Hiring keeps you up at night? Well, you are not the only one! Like most of Startup and SME managers, hiring is just one of your multiple hats. This is not your expertise, you probably never received proper training on how to interview, let alone on how to identify and attract A players for your teams.
Hiring is a daunting tasks for all and when it is not your core role, the business pressure to get someone in quickly may result in hiring the wrong person… and that’s when the nightmare begins!
The costs of a bad hire can be devastating (see the Real Cost of a Bad Hire). It’s not just the wasted time, money and energy, but a bad hire can have a demoralizing effect on both your current team members and the new “bad” employee when you have to let them go. Bad hire = bad fire, almost every time.
The common mistakes you need to be aware of to prevent bad hiring:
1. GUT FEELING HIRING
Hiring with your guts increases your chances to hire a candidate based on unconscious and biased assessment. We are all biased (due to our past work or life experiences). Do NOT base your hiring decision on whether you like the candidates and feel comfortable with them.
Be objective, do not let your first impression make the decision.

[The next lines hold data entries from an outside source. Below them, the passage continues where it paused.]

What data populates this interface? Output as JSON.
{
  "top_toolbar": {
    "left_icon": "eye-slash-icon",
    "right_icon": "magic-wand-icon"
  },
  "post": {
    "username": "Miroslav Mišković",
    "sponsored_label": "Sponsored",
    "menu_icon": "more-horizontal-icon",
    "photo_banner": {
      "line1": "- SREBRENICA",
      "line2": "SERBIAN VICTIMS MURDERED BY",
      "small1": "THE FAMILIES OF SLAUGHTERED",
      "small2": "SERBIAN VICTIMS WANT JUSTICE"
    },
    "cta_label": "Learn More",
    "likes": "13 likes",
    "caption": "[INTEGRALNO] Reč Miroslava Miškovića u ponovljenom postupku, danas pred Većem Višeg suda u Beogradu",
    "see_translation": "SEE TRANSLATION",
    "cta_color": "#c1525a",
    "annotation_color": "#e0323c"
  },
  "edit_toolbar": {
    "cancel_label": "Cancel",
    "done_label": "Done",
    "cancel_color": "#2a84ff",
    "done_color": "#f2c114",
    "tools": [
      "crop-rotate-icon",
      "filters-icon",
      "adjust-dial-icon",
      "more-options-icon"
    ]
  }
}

Use facts and search for evidence that the candidate you are hiring is the perfect fit.
3 steps to better objectivity in your interview process:

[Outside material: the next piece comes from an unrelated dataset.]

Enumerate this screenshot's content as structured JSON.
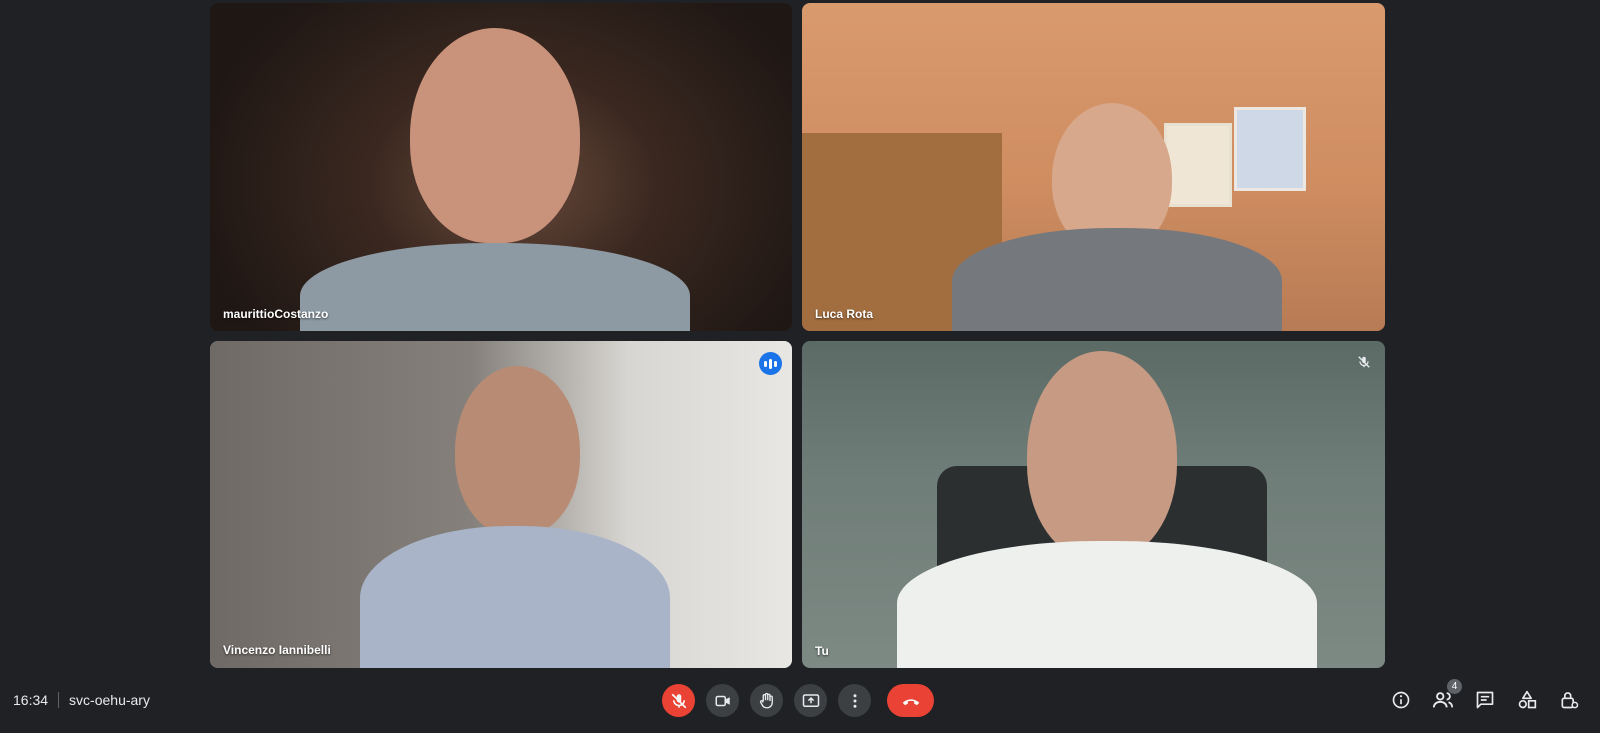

Be aware and conscious of your own biases in order to counter and correct them in your candidate's assessment
Use behavioural and hypothetical questions, which are proven techniques used to more accurately determine the future performance or success of a candidate
Wait until the end of the interview to make a decision based on concrete facts. Do not jump the gun, the interview helps you collect data. The decision needs to take place after the interview, when you review your notes and write your feedback.

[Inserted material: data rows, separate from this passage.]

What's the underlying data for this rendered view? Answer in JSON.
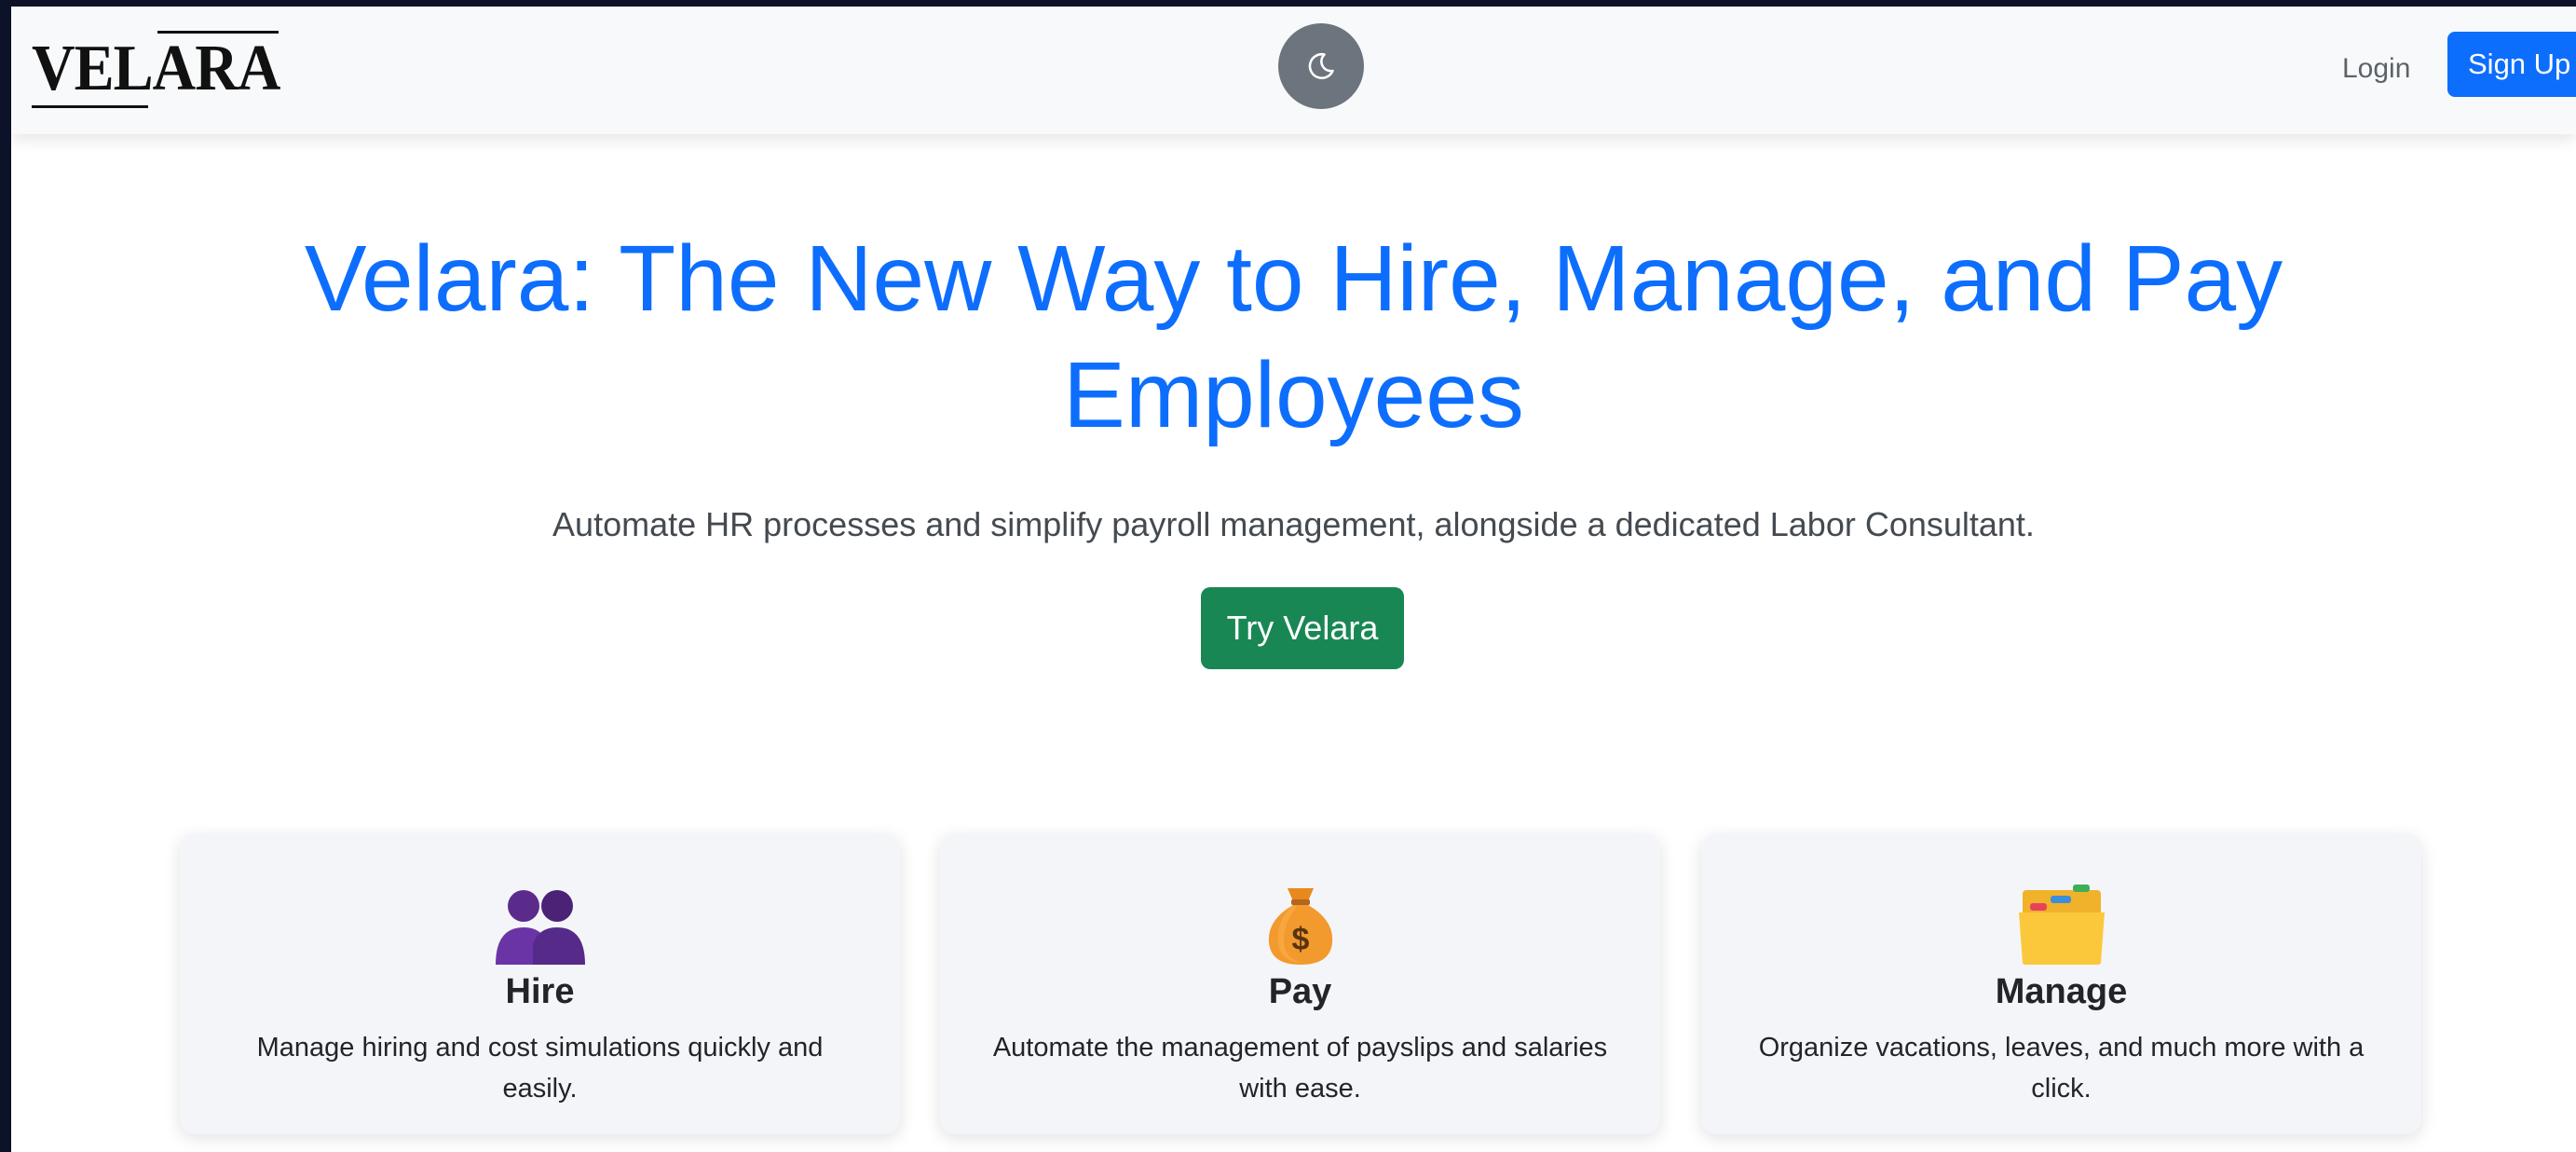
{
  "navbar": {
    "logo_text": "VELARA",
    "theme_toggle_icon": "moon-icon",
    "login_label": "Login",
    "signup_label": "Sign Up"
  },
  "hero": {
    "title_line1": "Velara: The New Way to Hire, Manage, and Pay",
    "title_line2": "Employees",
    "subtitle": "Automate HR processes and simplify payroll management, alongside a dedicated Labor Consultant.",
    "cta_label": "Try Velara"
  },
  "features": [
    {
      "icon": "people-icon",
      "title": "Hire",
      "description": "Manage hiring and cost simulations quickly and easily."
    },
    {
      "icon": "money-bag-icon",
      "title": "Pay",
      "description": "Automate the management of payslips and salaries with ease."
    },
    {
      "icon": "folder-icon",
      "title": "Manage",
      "description": "Organize vacations, leaves, and much more with a click."
    }
  ],
  "colors": {
    "primary": "#0d6efd",
    "success": "#198754",
    "secondary": "#6c757d",
    "navbar_bg": "#f8f9fa",
    "outer_bg": "#0c1328"
  }
}
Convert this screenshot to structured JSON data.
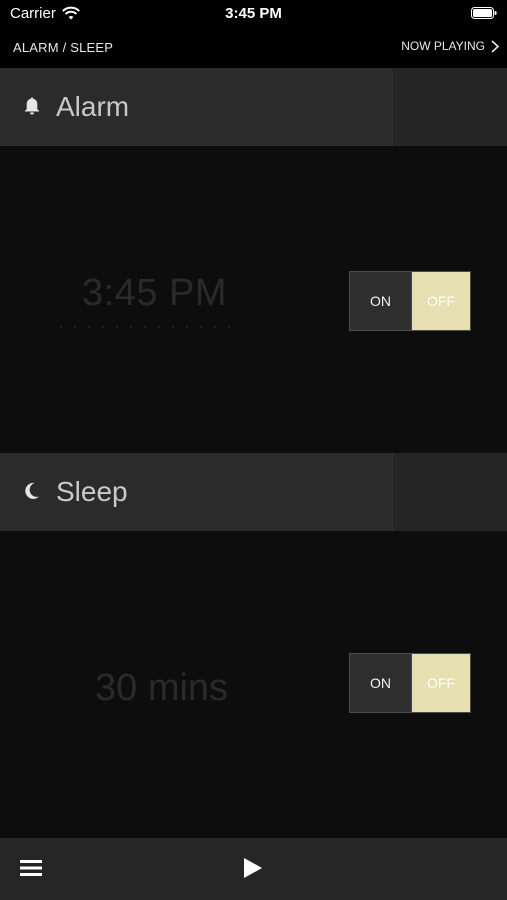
{
  "status": {
    "carrier": "Carrier",
    "time": "3:45 PM"
  },
  "nav": {
    "title": "ALARM / SLEEP",
    "now_playing": "NOW PLAYING"
  },
  "alarm": {
    "header": "Alarm",
    "icon": "bell-icon",
    "time": "3:45 PM",
    "toggle": {
      "on_label": "ON",
      "off_label": "OFF",
      "selected": "OFF"
    }
  },
  "sleep": {
    "header": "Sleep",
    "icon": "moon-icon",
    "duration": "30 mins",
    "toggle": {
      "on_label": "ON",
      "off_label": "OFF",
      "selected": "OFF"
    }
  },
  "toolbar": {
    "menu_icon": "menu-icon",
    "play_icon": "play-icon"
  },
  "colors": {
    "background": "#0c0c0c",
    "header": "#2b2b2b",
    "toggle_on": "#2e2e2e",
    "toggle_off_selected": "#e5dfb1",
    "bottom_bar": "#262626"
  }
}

2. OPPORTUNISTIC HIRING
In your pursue to hire A players, it may be tempting to hire on the spot by fear of losing them, even if you do not have a role. No matter how brilliant is a candidate, if you do not have an open role suited for him or her, do not hire. If you do so, it will force you to change your plans, and ultimately it will lead you to set the wrong expectations and directions for your team and potentially decrease overall motivation and team morale.
Only hire for open roles. You need to hire the right people to implement your business strategy and not adapt your business plans to fit the candidates in. So evaluate your business STRATEGY and Recruitment PLANNING, and unless there is a strong business case to hire, stay in touch and keep your strong candidates warm for further headcount.
3. PANIC HIRING
When it comes to hiring, we most often are under tremendous time pressure and end up hiring the best of the lot instead of the right candidate. Do not make a hire in fear of losing business opportunities. You will always be better off with no-one than the wrong candidate. As mentioned at the beginning of the article, hiring the wrong person for the role may lead to poor performance, lower productivity, lower employee satisfaction, bad work atmosphere, bad employer brand and higher recruiting costs.
Wait for the right hire. Use a CROSS-FUNCTIONAL INTERVIEWERS (interviewers from a different team) who may not be as biased with the pressure to hire quickly and will be able to assess the candidates more objectively and.
4. “SKILLS-ONLY” HIRING
Do not forget to assess the culture fit of your candidates in the interview process. Even if they have the most amazing skills, the smartest employees can turn up to be unproductive and even counterproductive when in the wrong environment. You need to hire skills but also values. Make sure you set up some specific questions to assess the Culture fit of the candidates, ideally get the cross-functional interviewer to cover this through behavioral questions.